## EXERCISE DETAILS
Search the records below for the word "obsahuje", then return every line where it appears.

## Element data from apps and pages
────────────────────

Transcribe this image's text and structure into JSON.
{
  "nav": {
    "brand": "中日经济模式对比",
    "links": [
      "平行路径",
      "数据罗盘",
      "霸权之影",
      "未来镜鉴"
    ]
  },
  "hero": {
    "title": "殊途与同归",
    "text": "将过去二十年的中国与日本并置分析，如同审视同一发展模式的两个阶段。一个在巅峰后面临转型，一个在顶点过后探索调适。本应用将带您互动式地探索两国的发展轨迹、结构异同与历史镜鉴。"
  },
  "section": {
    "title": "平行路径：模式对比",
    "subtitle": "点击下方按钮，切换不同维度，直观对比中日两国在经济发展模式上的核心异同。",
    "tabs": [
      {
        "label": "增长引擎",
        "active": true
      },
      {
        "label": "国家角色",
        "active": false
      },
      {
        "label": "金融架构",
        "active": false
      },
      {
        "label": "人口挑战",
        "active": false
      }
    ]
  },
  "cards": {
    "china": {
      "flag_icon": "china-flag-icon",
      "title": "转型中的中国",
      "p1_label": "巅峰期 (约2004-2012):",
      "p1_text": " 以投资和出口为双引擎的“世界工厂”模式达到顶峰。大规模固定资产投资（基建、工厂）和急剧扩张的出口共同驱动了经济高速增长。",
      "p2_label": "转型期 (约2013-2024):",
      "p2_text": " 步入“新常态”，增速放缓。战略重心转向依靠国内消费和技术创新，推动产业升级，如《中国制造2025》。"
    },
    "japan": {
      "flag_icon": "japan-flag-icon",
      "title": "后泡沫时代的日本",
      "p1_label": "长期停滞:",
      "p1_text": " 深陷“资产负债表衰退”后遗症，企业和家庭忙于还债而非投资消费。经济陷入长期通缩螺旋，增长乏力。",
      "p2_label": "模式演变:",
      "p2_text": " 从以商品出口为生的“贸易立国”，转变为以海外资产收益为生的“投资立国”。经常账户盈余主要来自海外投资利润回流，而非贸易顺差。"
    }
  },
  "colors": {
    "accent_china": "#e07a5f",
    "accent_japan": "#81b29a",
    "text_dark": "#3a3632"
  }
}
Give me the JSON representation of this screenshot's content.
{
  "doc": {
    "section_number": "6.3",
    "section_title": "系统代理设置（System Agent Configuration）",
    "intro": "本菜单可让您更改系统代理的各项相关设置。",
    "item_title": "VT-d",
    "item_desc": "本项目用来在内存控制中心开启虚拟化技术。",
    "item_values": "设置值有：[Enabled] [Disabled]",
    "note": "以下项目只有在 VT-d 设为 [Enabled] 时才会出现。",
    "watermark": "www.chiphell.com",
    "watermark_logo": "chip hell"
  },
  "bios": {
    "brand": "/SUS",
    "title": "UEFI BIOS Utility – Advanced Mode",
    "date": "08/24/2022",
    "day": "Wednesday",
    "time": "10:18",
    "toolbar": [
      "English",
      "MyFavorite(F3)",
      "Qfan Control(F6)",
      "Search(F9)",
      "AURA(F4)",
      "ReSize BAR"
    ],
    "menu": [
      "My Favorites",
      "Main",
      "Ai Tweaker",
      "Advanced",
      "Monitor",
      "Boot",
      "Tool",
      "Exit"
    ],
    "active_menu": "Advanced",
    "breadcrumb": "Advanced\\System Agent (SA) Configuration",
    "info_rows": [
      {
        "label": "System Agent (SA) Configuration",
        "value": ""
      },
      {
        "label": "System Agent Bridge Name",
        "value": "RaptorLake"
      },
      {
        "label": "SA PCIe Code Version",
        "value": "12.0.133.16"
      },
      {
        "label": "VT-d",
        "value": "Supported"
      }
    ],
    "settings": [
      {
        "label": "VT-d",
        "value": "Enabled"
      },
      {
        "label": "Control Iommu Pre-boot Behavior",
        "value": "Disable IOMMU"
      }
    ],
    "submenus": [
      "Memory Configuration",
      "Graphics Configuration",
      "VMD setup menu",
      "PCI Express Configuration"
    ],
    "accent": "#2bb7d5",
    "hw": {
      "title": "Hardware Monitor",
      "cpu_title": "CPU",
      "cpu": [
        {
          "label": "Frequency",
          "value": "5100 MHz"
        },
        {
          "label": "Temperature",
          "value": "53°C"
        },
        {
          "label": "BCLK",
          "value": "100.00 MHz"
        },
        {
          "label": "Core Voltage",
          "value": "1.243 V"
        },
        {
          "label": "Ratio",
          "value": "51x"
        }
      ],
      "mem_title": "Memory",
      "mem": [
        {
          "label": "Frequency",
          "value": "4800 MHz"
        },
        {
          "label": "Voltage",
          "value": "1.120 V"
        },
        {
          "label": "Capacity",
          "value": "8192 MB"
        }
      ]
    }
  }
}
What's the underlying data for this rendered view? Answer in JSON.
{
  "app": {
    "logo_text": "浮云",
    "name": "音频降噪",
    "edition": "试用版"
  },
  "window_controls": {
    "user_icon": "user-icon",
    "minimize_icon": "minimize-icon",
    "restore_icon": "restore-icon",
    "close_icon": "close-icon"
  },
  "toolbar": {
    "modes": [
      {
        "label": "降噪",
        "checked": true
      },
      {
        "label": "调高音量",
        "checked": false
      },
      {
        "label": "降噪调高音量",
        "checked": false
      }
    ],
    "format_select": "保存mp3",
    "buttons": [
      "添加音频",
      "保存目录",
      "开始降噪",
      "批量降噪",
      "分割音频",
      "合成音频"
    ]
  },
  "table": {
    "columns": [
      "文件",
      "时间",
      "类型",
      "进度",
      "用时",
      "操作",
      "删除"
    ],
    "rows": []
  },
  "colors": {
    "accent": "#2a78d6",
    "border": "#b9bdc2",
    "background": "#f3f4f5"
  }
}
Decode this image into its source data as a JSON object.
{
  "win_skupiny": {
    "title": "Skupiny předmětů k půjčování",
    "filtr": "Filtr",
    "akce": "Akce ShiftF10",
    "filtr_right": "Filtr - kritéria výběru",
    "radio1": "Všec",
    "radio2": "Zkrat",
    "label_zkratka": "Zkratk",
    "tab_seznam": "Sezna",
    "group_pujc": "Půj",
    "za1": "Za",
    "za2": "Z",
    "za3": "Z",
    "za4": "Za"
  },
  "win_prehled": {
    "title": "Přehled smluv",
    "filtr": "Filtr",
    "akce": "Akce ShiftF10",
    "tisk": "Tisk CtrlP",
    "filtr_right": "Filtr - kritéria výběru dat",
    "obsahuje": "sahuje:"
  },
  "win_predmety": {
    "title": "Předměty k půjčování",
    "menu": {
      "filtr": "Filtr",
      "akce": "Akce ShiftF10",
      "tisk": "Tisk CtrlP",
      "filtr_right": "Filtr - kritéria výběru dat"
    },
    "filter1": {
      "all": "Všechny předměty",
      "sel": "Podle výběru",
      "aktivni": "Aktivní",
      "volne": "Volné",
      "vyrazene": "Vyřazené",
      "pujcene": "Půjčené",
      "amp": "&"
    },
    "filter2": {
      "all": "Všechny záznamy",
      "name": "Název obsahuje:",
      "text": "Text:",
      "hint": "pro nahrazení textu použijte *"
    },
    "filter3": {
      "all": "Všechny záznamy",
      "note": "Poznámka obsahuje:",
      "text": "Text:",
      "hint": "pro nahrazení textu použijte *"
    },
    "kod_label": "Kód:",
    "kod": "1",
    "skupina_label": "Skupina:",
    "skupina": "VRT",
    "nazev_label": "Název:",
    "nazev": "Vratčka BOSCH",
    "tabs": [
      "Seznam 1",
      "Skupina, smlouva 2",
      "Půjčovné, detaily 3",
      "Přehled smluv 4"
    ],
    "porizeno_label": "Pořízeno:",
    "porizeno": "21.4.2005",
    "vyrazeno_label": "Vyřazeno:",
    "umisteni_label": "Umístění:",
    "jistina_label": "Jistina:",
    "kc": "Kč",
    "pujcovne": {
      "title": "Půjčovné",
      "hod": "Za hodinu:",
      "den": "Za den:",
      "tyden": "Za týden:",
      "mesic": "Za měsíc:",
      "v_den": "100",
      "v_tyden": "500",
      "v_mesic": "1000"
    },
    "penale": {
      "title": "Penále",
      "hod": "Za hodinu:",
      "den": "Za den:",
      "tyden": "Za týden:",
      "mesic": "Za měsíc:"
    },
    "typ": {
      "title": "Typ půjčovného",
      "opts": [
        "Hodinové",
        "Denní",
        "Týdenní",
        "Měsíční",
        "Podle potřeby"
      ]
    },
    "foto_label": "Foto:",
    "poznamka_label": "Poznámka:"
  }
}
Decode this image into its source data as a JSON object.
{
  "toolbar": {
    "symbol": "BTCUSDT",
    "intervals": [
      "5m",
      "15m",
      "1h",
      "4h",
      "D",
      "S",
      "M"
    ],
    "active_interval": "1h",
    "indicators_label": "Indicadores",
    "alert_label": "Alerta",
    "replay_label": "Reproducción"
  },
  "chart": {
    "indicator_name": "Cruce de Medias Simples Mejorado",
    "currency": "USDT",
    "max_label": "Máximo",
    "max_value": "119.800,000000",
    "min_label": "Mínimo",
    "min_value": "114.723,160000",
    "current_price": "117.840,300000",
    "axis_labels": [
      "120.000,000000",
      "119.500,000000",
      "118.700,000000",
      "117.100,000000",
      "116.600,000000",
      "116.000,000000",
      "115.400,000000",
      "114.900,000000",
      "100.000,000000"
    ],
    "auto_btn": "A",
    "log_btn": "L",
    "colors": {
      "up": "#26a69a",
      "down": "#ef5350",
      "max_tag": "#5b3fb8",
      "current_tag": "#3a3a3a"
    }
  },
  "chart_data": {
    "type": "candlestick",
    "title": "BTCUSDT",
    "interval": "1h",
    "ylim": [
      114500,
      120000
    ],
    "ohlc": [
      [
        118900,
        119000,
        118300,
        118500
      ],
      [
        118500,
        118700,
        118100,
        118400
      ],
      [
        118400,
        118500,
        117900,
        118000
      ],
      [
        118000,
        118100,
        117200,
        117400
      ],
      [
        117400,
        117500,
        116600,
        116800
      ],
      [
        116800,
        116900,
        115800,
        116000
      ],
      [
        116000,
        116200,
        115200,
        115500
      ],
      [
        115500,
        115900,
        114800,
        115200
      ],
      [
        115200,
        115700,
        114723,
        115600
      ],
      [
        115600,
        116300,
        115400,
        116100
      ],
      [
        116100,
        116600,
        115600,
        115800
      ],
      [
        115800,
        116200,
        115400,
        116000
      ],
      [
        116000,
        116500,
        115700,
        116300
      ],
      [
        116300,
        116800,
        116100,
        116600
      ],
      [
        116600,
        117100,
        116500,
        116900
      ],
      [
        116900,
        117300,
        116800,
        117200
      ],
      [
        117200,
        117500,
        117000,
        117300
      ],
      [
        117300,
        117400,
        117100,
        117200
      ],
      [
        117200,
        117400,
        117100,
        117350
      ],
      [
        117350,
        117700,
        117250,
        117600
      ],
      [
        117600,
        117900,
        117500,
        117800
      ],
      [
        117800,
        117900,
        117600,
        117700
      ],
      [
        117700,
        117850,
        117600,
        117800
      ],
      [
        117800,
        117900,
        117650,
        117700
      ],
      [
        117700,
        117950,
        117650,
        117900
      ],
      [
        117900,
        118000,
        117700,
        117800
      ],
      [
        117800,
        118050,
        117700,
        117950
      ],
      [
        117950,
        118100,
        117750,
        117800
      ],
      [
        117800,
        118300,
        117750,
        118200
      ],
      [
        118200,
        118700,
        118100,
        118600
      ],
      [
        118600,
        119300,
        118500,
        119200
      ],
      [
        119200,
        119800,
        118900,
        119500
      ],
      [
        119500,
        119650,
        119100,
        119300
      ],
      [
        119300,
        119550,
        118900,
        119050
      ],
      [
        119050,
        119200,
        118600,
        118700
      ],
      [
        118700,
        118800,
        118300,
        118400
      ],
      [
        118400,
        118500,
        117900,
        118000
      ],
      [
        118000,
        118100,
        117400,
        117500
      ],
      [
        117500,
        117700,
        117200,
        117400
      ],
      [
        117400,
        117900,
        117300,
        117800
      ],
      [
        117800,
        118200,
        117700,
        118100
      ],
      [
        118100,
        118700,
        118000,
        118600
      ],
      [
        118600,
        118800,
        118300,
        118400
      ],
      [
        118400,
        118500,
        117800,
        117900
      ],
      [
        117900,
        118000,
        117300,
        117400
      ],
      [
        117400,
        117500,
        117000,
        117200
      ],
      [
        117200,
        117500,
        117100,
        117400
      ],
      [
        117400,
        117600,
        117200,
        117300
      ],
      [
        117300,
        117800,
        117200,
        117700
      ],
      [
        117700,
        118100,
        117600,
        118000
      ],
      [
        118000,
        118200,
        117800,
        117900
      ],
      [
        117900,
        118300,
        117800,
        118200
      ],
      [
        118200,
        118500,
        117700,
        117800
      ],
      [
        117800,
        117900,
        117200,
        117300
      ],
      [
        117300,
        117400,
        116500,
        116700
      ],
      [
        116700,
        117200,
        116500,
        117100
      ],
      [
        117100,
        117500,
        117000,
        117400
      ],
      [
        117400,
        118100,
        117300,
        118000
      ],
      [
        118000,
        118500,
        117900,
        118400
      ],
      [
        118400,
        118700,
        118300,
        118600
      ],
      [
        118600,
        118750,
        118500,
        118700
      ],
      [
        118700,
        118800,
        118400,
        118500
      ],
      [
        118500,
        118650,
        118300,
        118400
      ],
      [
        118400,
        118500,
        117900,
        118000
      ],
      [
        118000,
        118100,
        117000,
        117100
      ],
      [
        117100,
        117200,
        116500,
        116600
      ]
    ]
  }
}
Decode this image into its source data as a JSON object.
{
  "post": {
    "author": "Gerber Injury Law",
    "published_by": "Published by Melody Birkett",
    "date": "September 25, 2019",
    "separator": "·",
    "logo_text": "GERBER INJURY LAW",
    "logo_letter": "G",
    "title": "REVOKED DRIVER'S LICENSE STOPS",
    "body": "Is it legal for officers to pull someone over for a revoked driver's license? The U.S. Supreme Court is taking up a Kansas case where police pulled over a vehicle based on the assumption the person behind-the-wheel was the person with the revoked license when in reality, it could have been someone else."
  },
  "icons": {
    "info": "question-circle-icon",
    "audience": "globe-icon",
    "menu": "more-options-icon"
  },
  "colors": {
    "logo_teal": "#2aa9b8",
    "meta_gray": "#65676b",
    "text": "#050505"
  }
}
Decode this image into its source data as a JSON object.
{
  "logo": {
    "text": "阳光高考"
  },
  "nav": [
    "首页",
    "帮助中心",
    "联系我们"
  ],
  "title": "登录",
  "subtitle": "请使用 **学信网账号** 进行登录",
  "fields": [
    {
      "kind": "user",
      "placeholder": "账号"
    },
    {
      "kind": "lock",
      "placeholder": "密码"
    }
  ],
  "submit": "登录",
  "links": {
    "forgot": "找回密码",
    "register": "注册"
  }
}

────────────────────

## ANSWER TO THIS EXERCISE
    "obsahuje": "sahuje:"
      "name": "Název obsahuje:",
      "note": "Poznámka obsahuje:",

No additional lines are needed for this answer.